Phosphorene is attracting a lot of attention lately in the energy and electronics industries, and for good reason.
The theoretical capacity of the two-dimensional material—which consists of a single layer of black phosphorus—is almost seven times that of anode materials currently used in lithium-ion batteries. That could translate into real-world benefits such as significantly greater range for electric vehicles and longer battery life for cell phones.
There are a couple of strikes against phosphorene though.
Commercially available black phosphorus is costly, at roughly $1000 per gram, and it breaks down quickly when it’s exposed to air. Researchers from Western University teamed up with scientists from the Canadian Light Source (CLS) at the University of Saskatchewan on a pair of studies to determine if they could address both issues.
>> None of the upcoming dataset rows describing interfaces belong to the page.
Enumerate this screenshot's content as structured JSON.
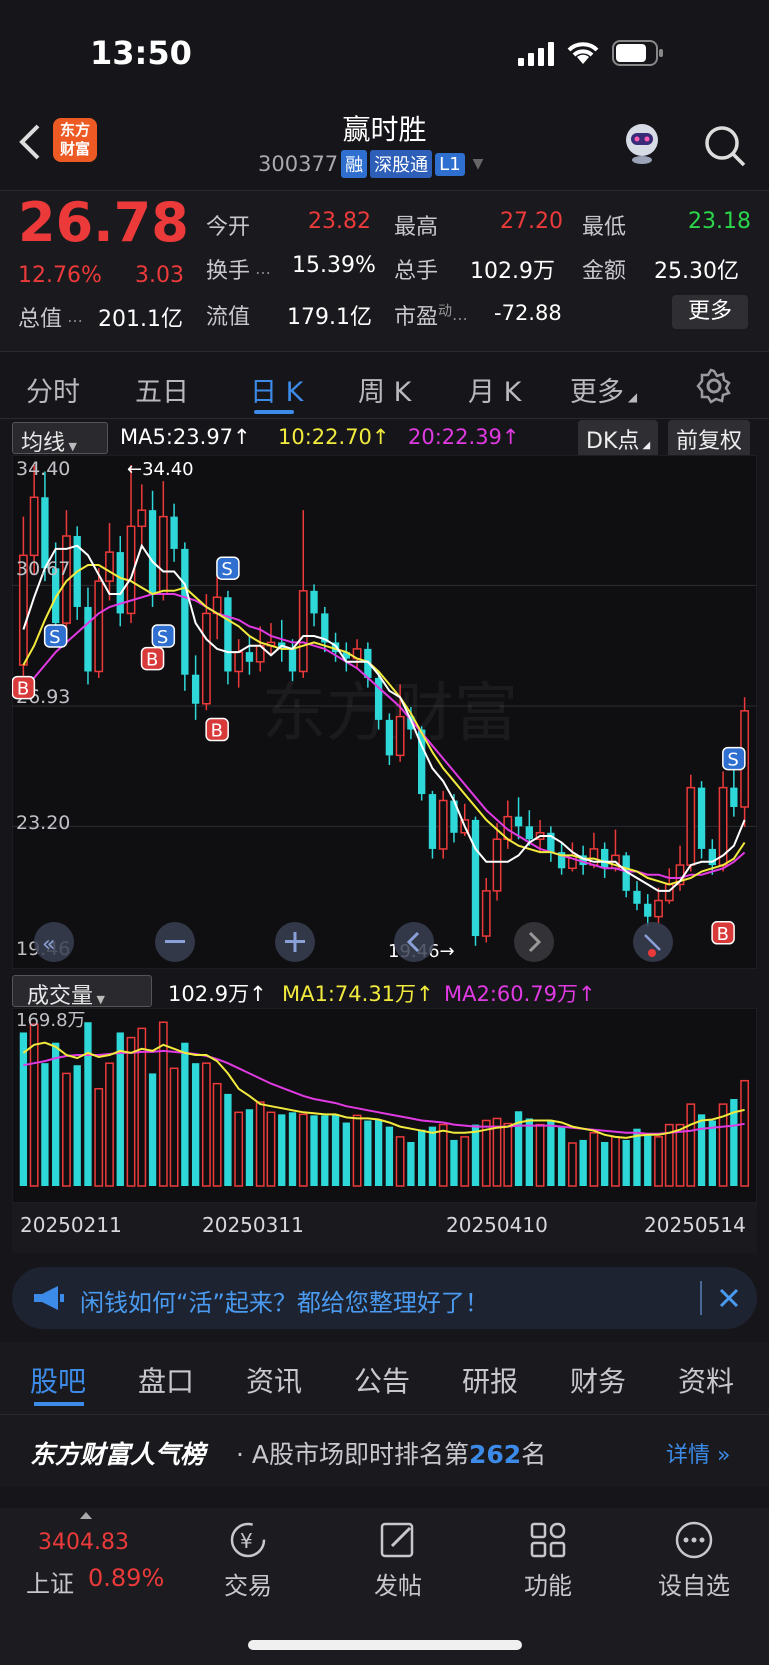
{
  "status": {
    "time": "13:50"
  },
  "header": {
    "logo_line1": "东方",
    "logo_line2": "财富",
    "stock_name": "赢时胜",
    "stock_code": "300377",
    "tags": [
      "融",
      "深股通",
      "L1"
    ]
  },
  "quote": {
    "price": "26.78",
    "change_pct": "12.76%",
    "change": "3.03",
    "total_value_label": "总值",
    "total_value": "201.1亿",
    "fields": [
      {
        "label": "今开",
        "value": "23.82",
        "color": "red"
      },
      {
        "label": "最高",
        "value": "27.20",
        "color": "red"
      },
      {
        "label": "最低",
        "value": "23.18",
        "color": "green"
      },
      {
        "label": "换手",
        "value": "15.39%",
        "color": "white"
      },
      {
        "label": "总手",
        "value": "102.9万",
        "color": "white"
      },
      {
        "label": "金额",
        "value": "25.30亿",
        "color": "white"
      },
      {
        "label": "流值",
        "value": "179.1亿",
        "color": "white"
      },
      {
        "label": "市盈",
        "value": "-72.88",
        "color": "white"
      }
    ],
    "pe_sup": "动",
    "more_button": "更多"
  },
  "ktabs": [
    "分时",
    "五日",
    "日 K",
    "周 K",
    "月 K",
    "更多"
  ],
  "ma_legend": {
    "selector": "均线",
    "ma5": "MA5:23.97",
    "ma10": "10:22.70",
    "ma20": "20:22.39",
    "dk_button": "DK点",
    "adjust_button": "前复权"
  },
  "price_chart": {
    "y_labels": [
      "34.40",
      "30.67",
      "26.93",
      "23.20",
      "19.46"
    ],
    "high_marker": "←34.40",
    "low_marker": "19.46→",
    "watermark": "东方财富",
    "b_marks": [
      "B",
      "B",
      "B",
      "B"
    ],
    "s_marks": [
      "S",
      "S",
      "S",
      "S"
    ]
  },
  "volume": {
    "selector": "成交量",
    "vol": "102.9万",
    "ma1": "MA1:74.31万",
    "ma2": "MA2:60.79万",
    "top_label": "169.8万",
    "dates": [
      "20250211",
      "20250311",
      "20250410",
      "20250514"
    ]
  },
  "banner": {
    "text": "闲钱如何“活”起来？都给您整理好了！"
  },
  "bottom_tabs": [
    "股吧",
    "盘口",
    "资讯",
    "公告",
    "研报",
    "财务",
    "资料"
  ],
  "popular": {
    "brand": "东方财富人气榜",
    "text_prefix": "· A股市场即时排名第",
    "rank": "262",
    "text_suffix": "名",
    "details": "详情"
  },
  "navbar": {
    "index_value": "3404.83",
    "index_name": "上证",
    "index_change": "0.89%",
    "items": [
      "交易",
      "发帖",
      "功能",
      "设自选"
    ]
  },
  "colors": {
    "up": "#ec3a3a",
    "down": "#2fd8d8",
    "ma5": "#ffffff",
    "ma10": "#f2ea3c",
    "ma20": "#e03ae2",
    "accent": "#3c8be8"
  },
  "chart_data": {
    "type": "candlestick",
    "candles": [
      [
        28.2,
        31.6,
        32.8,
        27.6
      ],
      [
        31.6,
        33.4,
        34.4,
        31.0
      ],
      [
        33.4,
        31.2,
        34.2,
        30.8
      ],
      [
        31.2,
        29.5,
        32.0,
        29.0
      ],
      [
        29.5,
        32.2,
        33.0,
        29.2
      ],
      [
        32.2,
        30.0,
        32.5,
        29.6
      ],
      [
        30.0,
        28.0,
        30.6,
        27.6
      ],
      [
        28.0,
        30.8,
        31.2,
        27.8
      ],
      [
        30.8,
        31.7,
        32.6,
        30.2
      ],
      [
        31.7,
        29.8,
        32.2,
        29.4
      ],
      [
        29.8,
        32.5,
        34.4,
        29.5
      ],
      [
        32.5,
        33.0,
        33.8,
        31.8
      ],
      [
        33.0,
        30.4,
        33.6,
        30.0
      ],
      [
        30.4,
        32.8,
        33.9,
        30.2
      ],
      [
        32.8,
        31.8,
        33.2,
        31.4
      ],
      [
        31.8,
        27.9,
        32.0,
        27.4
      ],
      [
        27.9,
        27.0,
        28.5,
        26.5
      ],
      [
        27.0,
        29.8,
        30.4,
        26.8
      ],
      [
        29.8,
        30.3,
        31.0,
        29.0
      ],
      [
        30.3,
        28.0,
        30.5,
        27.6
      ],
      [
        28.0,
        28.6,
        29.0,
        27.5
      ],
      [
        28.6,
        28.3,
        29.1,
        27.9
      ],
      [
        28.3,
        28.8,
        29.4,
        28.0
      ],
      [
        28.8,
        28.9,
        29.5,
        28.5
      ],
      [
        28.9,
        28.7,
        29.6,
        28.3
      ],
      [
        28.7,
        28.0,
        29.0,
        27.7
      ],
      [
        28.0,
        30.5,
        33.0,
        27.8
      ],
      [
        30.5,
        29.8,
        30.7,
        29.4
      ],
      [
        29.8,
        28.9,
        30.0,
        28.6
      ],
      [
        28.9,
        28.6,
        29.2,
        28.3
      ],
      [
        28.6,
        28.4,
        28.9,
        28.0
      ],
      [
        28.4,
        28.7,
        29.0,
        28.1
      ],
      [
        28.7,
        27.8,
        28.9,
        27.5
      ],
      [
        27.8,
        26.5,
        28.0,
        26.2
      ],
      [
        26.5,
        25.4,
        26.7,
        25.1
      ],
      [
        25.4,
        26.6,
        27.6,
        25.2
      ],
      [
        26.6,
        26.2,
        26.9,
        25.9
      ],
      [
        26.2,
        24.2,
        26.3,
        24.0
      ],
      [
        24.2,
        22.5,
        24.3,
        22.2
      ],
      [
        22.5,
        24.0,
        24.3,
        22.2
      ],
      [
        24.0,
        23.0,
        24.2,
        22.7
      ],
      [
        23.0,
        23.4,
        23.9,
        22.9
      ],
      [
        23.4,
        19.8,
        23.5,
        19.5
      ],
      [
        19.8,
        21.2,
        21.6,
        19.6
      ],
      [
        21.2,
        22.8,
        23.3,
        20.9
      ],
      [
        22.8,
        23.5,
        24.0,
        22.5
      ],
      [
        23.5,
        23.2,
        24.1,
        22.8
      ],
      [
        23.2,
        22.8,
        23.7,
        22.6
      ],
      [
        22.8,
        23.0,
        23.4,
        22.4
      ],
      [
        23.0,
        22.4,
        23.2,
        22.1
      ],
      [
        22.4,
        21.9,
        22.7,
        21.7
      ],
      [
        21.9,
        22.3,
        22.7,
        21.8
      ],
      [
        22.3,
        22.0,
        22.6,
        21.7
      ],
      [
        22.0,
        22.5,
        23.0,
        21.9
      ],
      [
        22.5,
        21.9,
        22.7,
        21.6
      ],
      [
        21.9,
        22.3,
        23.1,
        21.8
      ],
      [
        22.3,
        21.2,
        22.4,
        21.0
      ],
      [
        21.2,
        20.8,
        21.5,
        20.6
      ],
      [
        20.8,
        20.4,
        21.1,
        20.1
      ],
      [
        20.4,
        20.9,
        21.3,
        20.2
      ],
      [
        20.9,
        21.4,
        21.9,
        20.8
      ],
      [
        21.4,
        22.0,
        22.6,
        21.2
      ],
      [
        22.0,
        24.4,
        24.8,
        21.8
      ],
      [
        24.4,
        22.5,
        24.6,
        22.2
      ],
      [
        22.5,
        22.0,
        22.8,
        21.7
      ],
      [
        22.0,
        24.4,
        24.9,
        21.8
      ],
      [
        24.4,
        23.8,
        25.0,
        23.5
      ],
      [
        23.8,
        26.78,
        27.2,
        23.18
      ]
    ],
    "ma5": [
      29.3,
      30.3,
      31.2,
      31.8,
      31.8,
      31.9,
      31.6,
      31.0,
      30.4,
      30.4,
      30.9,
      31.9,
      31.4,
      31.1,
      31.1,
      30.7,
      29.5,
      29.0,
      28.7,
      28.6,
      28.6,
      28.8,
      28.8,
      28.5,
      28.8,
      28.7,
      29.1,
      29.1,
      29.0,
      28.8,
      28.3,
      28.3,
      28.3,
      27.9,
      27.4,
      27.2,
      26.5,
      25.7,
      25.0,
      24.6,
      24.0,
      23.2,
      22.5,
      22.1,
      22.1,
      22.1,
      22.3,
      22.7,
      22.9,
      22.9,
      22.7,
      22.4,
      22.2,
      22.1,
      22.1,
      22.1,
      21.8,
      21.6,
      21.4,
      21.2,
      21.2,
      21.5,
      22.0,
      22.1,
      22.1,
      22.3,
      22.6,
      23.4
    ],
    "ma10": [
      28.2,
      28.8,
      29.6,
      30.3,
      30.8,
      31.1,
      31.3,
      31.3,
      31.1,
      30.9,
      30.8,
      30.6,
      30.4,
      30.5,
      30.5,
      30.6,
      30.3,
      30.0,
      29.8,
      29.6,
      29.4,
      29.1,
      28.9,
      28.8,
      28.7,
      28.7,
      28.8,
      28.9,
      28.8,
      28.7,
      28.6,
      28.4,
      28.3,
      28.0,
      27.6,
      27.2,
      26.7,
      26.1,
      25.5,
      25.0,
      24.6,
      24.2,
      23.8,
      23.4,
      23.1,
      22.8,
      22.6,
      22.5,
      22.4,
      22.4,
      22.3,
      22.3,
      22.2,
      22.2,
      22.1,
      22.0,
      21.9,
      21.8,
      21.6,
      21.5,
      21.4,
      21.5,
      21.6,
      21.8,
      21.9,
      22.0,
      22.2,
      22.7
    ],
    "ma20": [
      27.5,
      27.8,
      28.2,
      28.6,
      28.9,
      29.2,
      29.5,
      29.8,
      30.0,
      30.1,
      30.2,
      30.3,
      30.4,
      30.4,
      30.4,
      30.3,
      30.2,
      30.0,
      29.8,
      29.7,
      29.6,
      29.4,
      29.3,
      29.1,
      29.0,
      28.9,
      28.9,
      28.8,
      28.7,
      28.5,
      28.3,
      28.1,
      27.8,
      27.5,
      27.2,
      26.9,
      26.5,
      26.1,
      25.7,
      25.3,
      24.9,
      24.5,
      24.1,
      23.7,
      23.4,
      23.1,
      22.9,
      22.7,
      22.5,
      22.4,
      22.3,
      22.2,
      22.1,
      22.0,
      21.9,
      21.9,
      21.8,
      21.8,
      21.7,
      21.7,
      21.6,
      21.6,
      21.7,
      21.7,
      21.8,
      21.9,
      22.1,
      22.39
    ],
    "volume": [
      150,
      158,
      120,
      140,
      110,
      118,
      160,
      95,
      120,
      150,
      145,
      154,
      110,
      160,
      115,
      140,
      120,
      120,
      100,
      90,
      72,
      75,
      82,
      72,
      70,
      72,
      70,
      69,
      69,
      70,
      62,
      69,
      64,
      65,
      58,
      48,
      43,
      55,
      58,
      60,
      45,
      48,
      60,
      64,
      66,
      61,
      73,
      66,
      60,
      64,
      58,
      42,
      45,
      52,
      43,
      48,
      45,
      56,
      50,
      48,
      60,
      60,
      80,
      70,
      64,
      80,
      85,
      102.9
    ],
    "vol_up": [
      false,
      true,
      false,
      false,
      true,
      false,
      false,
      true,
      true,
      false,
      true,
      true,
      false,
      true,
      true,
      false,
      false,
      true,
      true,
      false,
      true,
      false,
      true,
      true,
      false,
      false,
      true,
      false,
      false,
      false,
      false,
      true,
      false,
      false,
      false,
      true,
      false,
      false,
      false,
      true,
      false,
      true,
      false,
      true,
      true,
      true,
      false,
      false,
      true,
      false,
      false,
      true,
      false,
      true,
      false,
      true,
      false,
      false,
      false,
      true,
      true,
      true,
      true,
      false,
      false,
      true,
      false,
      true
    ],
    "ma1": [
      130,
      138,
      140,
      136,
      128,
      125,
      130,
      126,
      128,
      132,
      130,
      134,
      132,
      138,
      134,
      130,
      128,
      128,
      122,
      110,
      95,
      88,
      80,
      78,
      76,
      74,
      72,
      71,
      70,
      70,
      67,
      66,
      66,
      65,
      62,
      58,
      56,
      54,
      52,
      54,
      52,
      52,
      53,
      55,
      57,
      58,
      62,
      64,
      64,
      64,
      62,
      58,
      56,
      54,
      50,
      48,
      47,
      49,
      50,
      50,
      52,
      55,
      60,
      64,
      65,
      68,
      72,
      74.31
    ],
    "ma2": [
      118,
      120,
      122,
      125,
      127,
      128,
      128,
      128,
      129,
      130,
      130,
      131,
      131,
      132,
      131,
      130,
      129,
      127,
      124,
      120,
      115,
      110,
      105,
      100,
      96,
      92,
      88,
      85,
      83,
      81,
      78,
      76,
      74,
      72,
      70,
      68,
      66,
      64,
      63,
      62,
      60,
      59,
      58,
      58,
      58,
      58,
      59,
      59,
      59,
      59,
      58,
      57,
      56,
      55,
      54,
      53,
      52,
      52,
      51,
      51,
      52,
      53,
      54,
      56,
      57,
      58,
      59,
      60.79
    ],
    "ylim": [
      19.46,
      34.4
    ]
  }
}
In the first project, the research team applied a novel process to produce a low-cost black phosphorus from inexpensive (approximately $0.10/gram), low-purity red phosphorus—reducing the cost by almost 300%. The resulting black phosphorus had nearly the same purity and electronic properties as that made using traditional methods and high-purity red phosphorus, which is worth around $40/gram.
Drastically slashing the cost of manufacturing black phosphorus means their results are scalable.
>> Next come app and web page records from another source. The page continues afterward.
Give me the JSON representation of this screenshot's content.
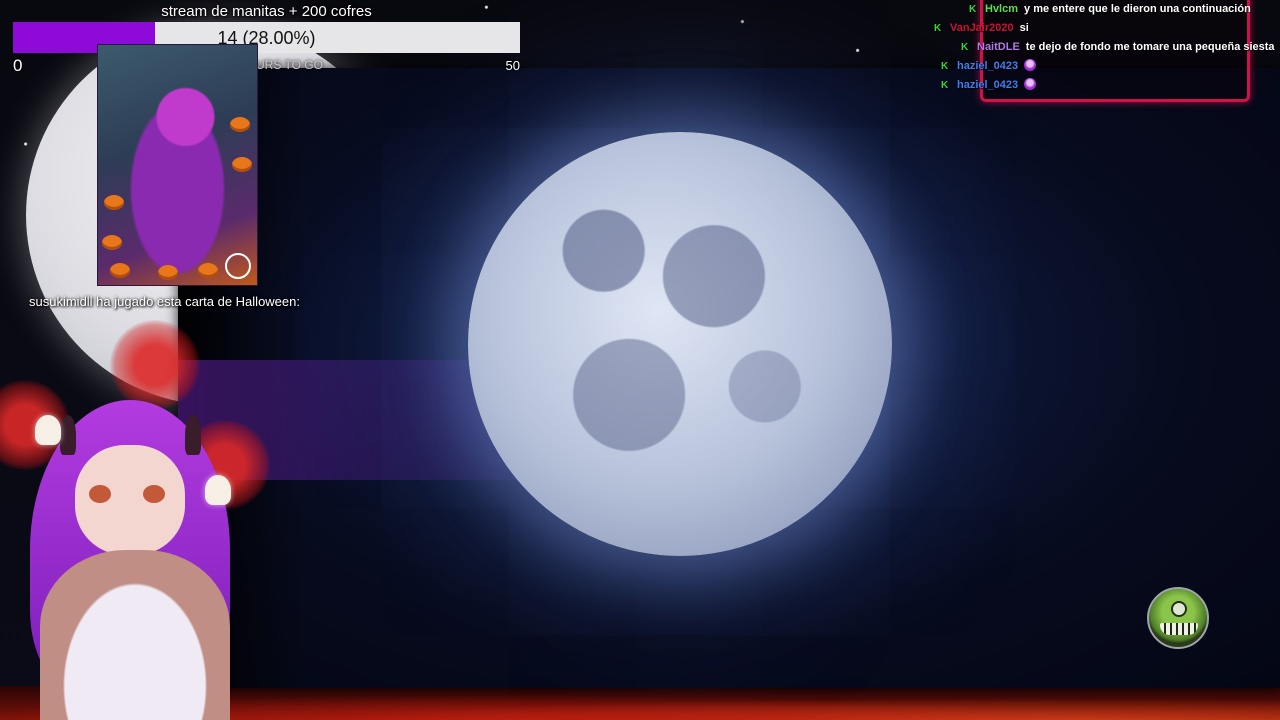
{
  "goal": {
    "title": "stream de manitas + 200 cofres",
    "value_text": "14 (28.00%)",
    "progress_fraction": 0.28,
    "min_label": "0",
    "subtext": "URS TO GO",
    "max_label": "50",
    "fill_color": "#8e0ad8"
  },
  "card_event": {
    "caption": "susukimidll ha jugado esta carta de Halloween:"
  },
  "chat": {
    "frame_color": "#d1114a",
    "messages": [
      {
        "user": "Hvlcm",
        "text": "y me entere que le dieron una continuación",
        "user_color": "#55e24a",
        "badge": "K",
        "emote": false
      },
      {
        "user": "VanJair2020",
        "text": "si",
        "user_color": "#d0103a",
        "badge": "K",
        "emote": false
      },
      {
        "user": "NaitDLE",
        "text": "te dejo de fondo me tomare una pequeña siesta",
        "user_color": "#b07ae8",
        "badge": "K",
        "emote": false
      },
      {
        "user": "haziel_0423",
        "text": "",
        "user_color": "#3d7ef2",
        "badge": "K",
        "emote": true
      },
      {
        "user": "haziel_0423",
        "text": "",
        "user_color": "#3d7ef2",
        "badge": "K",
        "emote": true
      }
    ]
  },
  "icons": {
    "overlay_logo": "green-monster-eye-icon",
    "chat_badge": "kick-badge-icon",
    "chat_emote": "purple-emote-icon"
  }
}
“The low price makes it possible to realize the future large-scale application of black phosphorus and phosphorene in energy- and electronic-related fields, such as nano-photonics, nanoelectronics, optoelectronics, secondary batteries, and electrocatalysts,” said Li, who is lead researcher from Western.
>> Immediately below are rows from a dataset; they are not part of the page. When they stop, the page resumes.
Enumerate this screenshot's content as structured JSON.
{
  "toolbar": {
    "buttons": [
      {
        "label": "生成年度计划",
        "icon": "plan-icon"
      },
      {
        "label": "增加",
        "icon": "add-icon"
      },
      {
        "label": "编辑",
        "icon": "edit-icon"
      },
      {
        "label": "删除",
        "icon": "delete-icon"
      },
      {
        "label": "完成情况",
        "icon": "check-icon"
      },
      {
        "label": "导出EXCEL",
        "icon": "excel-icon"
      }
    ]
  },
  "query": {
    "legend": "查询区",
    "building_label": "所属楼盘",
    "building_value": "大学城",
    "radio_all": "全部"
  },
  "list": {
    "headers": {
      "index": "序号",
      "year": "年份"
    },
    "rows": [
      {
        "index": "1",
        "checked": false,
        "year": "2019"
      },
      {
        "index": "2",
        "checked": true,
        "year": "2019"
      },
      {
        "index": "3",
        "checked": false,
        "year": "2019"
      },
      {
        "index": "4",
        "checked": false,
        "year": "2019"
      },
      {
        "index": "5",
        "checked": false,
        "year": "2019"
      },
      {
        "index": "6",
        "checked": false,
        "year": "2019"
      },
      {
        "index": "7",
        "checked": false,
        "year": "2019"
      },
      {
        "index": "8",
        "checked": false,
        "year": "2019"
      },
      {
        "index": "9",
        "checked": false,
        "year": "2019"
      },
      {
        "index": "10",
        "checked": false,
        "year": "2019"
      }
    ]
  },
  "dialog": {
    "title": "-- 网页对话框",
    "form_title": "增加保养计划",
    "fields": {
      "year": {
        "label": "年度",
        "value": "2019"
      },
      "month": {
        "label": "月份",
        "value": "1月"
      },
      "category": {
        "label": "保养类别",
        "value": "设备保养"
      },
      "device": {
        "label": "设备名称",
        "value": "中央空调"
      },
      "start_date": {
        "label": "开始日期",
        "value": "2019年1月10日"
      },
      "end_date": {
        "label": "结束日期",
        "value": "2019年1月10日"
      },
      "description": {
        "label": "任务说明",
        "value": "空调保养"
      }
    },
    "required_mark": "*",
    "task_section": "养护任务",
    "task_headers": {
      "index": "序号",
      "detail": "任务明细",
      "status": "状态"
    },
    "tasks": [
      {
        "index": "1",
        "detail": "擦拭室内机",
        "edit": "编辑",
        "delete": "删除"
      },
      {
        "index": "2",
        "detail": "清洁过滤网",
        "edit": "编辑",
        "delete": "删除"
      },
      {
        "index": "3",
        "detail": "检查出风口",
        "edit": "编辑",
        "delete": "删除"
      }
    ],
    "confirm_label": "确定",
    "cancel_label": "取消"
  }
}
With the second study, the researchers wanted to better understand, at nanoscale and in real time, where degradation (oxidization) starts on phosphorene, and how it spreads.
While previous research has documented that degradation does indeed occur, this study was the first to clearly image the process in detail. The team used a number of different synchrotron techniques at the CLS to collect these images.
The researchers found that phosphorene begins to break down at the thinnest regions first, and that the degraded regions accelerate the breakdown of adjacent regions.
According to Li, their discovery paves the way for developing strategies to protect phosphorene when it is used in electronics and other devices.
“It makes it possible to prepare air-stable phosphorene-based electronic devices and energy-related devices.”
Researcher Andy (Xueliang) Sun credits the CLS for playing a critical role in both studies. With the support of CLS staff scientists, he and the team used three different beamlines: SXRMB, SM and VLS-PGM.
“Compared with other resources in the world, the user support from the CLS is fantastic,” said Sun. “Without the help of the CLS, we could not have combined several different synchrotron techniques in the two works. Moreover, conducting the in-situ studies would not have been possible without the help of the beamline scientists.”